From little on, we are taught kindness matters. But we weren’t always taught that you, as the giver of kindness, receive even more of a happiness boost than the recipient of the kindness.
As most of you know, I take a morning run. Not too long ago, during one of the 95-degree weeks in Southern Indiana, I noticed two men working each day placing a metal roof on a building.
I would see them at 6:00 in the morning, and then when I drove by around 8:00 p.m., they would still be working away on the roof.
They were covered in black soot from taking off the old roof and drenched in sweat. They were up there for hours and hours hammering away, sweating, and laboring.
I was so impressed with their work ethic and resilience in the heat.
I have to admit that I also felt guilty for how hard they were working for their paycheck. I know some people love physical labor, but I couldn’t help but think about the back-breaking work they were doing on a daily basis.
And I know enough about some of these small outfits in my small hometown to also know they work for low hourly rates.
My dad was a laborer. He painted houses, and in the summer, that meant being outside in the scorching heat pulling 12 - 14 hour workdays. I know how hard he worked for his family and his paycheck.
In hindsight, I now know this was one of the reasons back in the day; he pushed so hard for his children to get college degrees. It’s easier to work with your brain than your body.
After seeing these strong men on the third day, I was reminded of the importance of Random Acts of Kindness. I decided to go to the convenience store, bought two - 40 oz fountain drinks and two Gatorades, and drove back by to drop them off.
It just so happened that when I drove back by, they were stepping off their ladders to get more supplies.
I stopped my car and said, “I have been watching you both work so hard all week in this heat. I’m so impressed with your work ethic. I just want you to know I value how hard you are working.”
I wanted them to know that I “see” them and “value” them.
I truly wish I had been able to snap a picture of their faces. They went from shock to giant smiles.
Their faces were full of appreciation, and you would have thought I had just handed them $1000.00.
It was as if no one had done anything nice for them in ages. They immediately started gulping down the drinks and probably thanked me three times before I got back in my car.
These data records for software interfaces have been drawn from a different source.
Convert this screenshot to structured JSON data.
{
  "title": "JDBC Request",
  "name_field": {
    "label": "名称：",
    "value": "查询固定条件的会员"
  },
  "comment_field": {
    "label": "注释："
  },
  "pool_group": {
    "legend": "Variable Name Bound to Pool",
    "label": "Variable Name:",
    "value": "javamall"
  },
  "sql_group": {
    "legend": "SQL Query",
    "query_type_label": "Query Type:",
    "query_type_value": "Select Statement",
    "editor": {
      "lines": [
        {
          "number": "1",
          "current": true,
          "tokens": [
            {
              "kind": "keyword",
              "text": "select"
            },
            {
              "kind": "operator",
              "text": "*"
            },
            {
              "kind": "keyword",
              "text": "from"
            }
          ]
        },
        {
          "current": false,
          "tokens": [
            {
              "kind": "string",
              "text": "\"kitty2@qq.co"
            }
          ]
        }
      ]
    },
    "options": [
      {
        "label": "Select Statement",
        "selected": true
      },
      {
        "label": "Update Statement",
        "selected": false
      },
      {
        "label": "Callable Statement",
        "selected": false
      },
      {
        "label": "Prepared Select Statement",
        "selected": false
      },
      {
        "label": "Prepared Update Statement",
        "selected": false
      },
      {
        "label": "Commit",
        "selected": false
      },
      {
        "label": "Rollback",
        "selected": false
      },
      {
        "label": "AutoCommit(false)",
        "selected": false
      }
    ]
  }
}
I left with tears in my eyes, thinking about how many people feel “unseen” in their work.
Some of you reading this might not feel “seen” or “valued.” It might be unintentional.
And, I know everyone is bogged down with so much on their working plates, but when we can pause and simply let someone know we “see” them, it makes a meaningful difference.
Now, I’m not sharing this with you so you can give me accolades or tell me what a good person I am.
That’s not the reason for this email.
Plus, I’ve probably already done ten things wrong that week, but this was something I did right.
The reason for this email is that I think we should all start looking for opportunities to make people feel seen, validated, and appreciated.
From thanking the Walmart clerk who checked you out to a simple smile at someone, these little Random Acts of Kindness mean the world to others.
You get a boost in happiness each time you perform a random act of kindness.
Our brains become addicted to feeling good by making others feel good. And it causes a ripple effect: the person who received the kindness then thinks about doing something nice for someone else.
This exercise asks you to perform acts of kindness to cultivate feelings of kindness and happiness in yourself so that you can extend kindness to your local community and the world.
HOW TO DO IT
Choose a day this week and perform five acts of kindness (or choose to do one a day for 5 days in a row). It doesn’t matter if the acts are big or small, but research shows it is more powerful if you perform a variety of acts.
You can choose different people to perform the acts to. Examples include sending a nice email or a text praising someone, thanking the Walmart cashier, buying a stranger’s coffee, helping a friend with a chore, donating blood, leaving a treat for the mailman, or giving $5 to a homeless person.
Take the time to let someone know you appreciate, value, and "see" them.
I'd love to hear if you performed an act of kindness. Your kindnesses will lift me up, and I can't wait to see the examples you send me!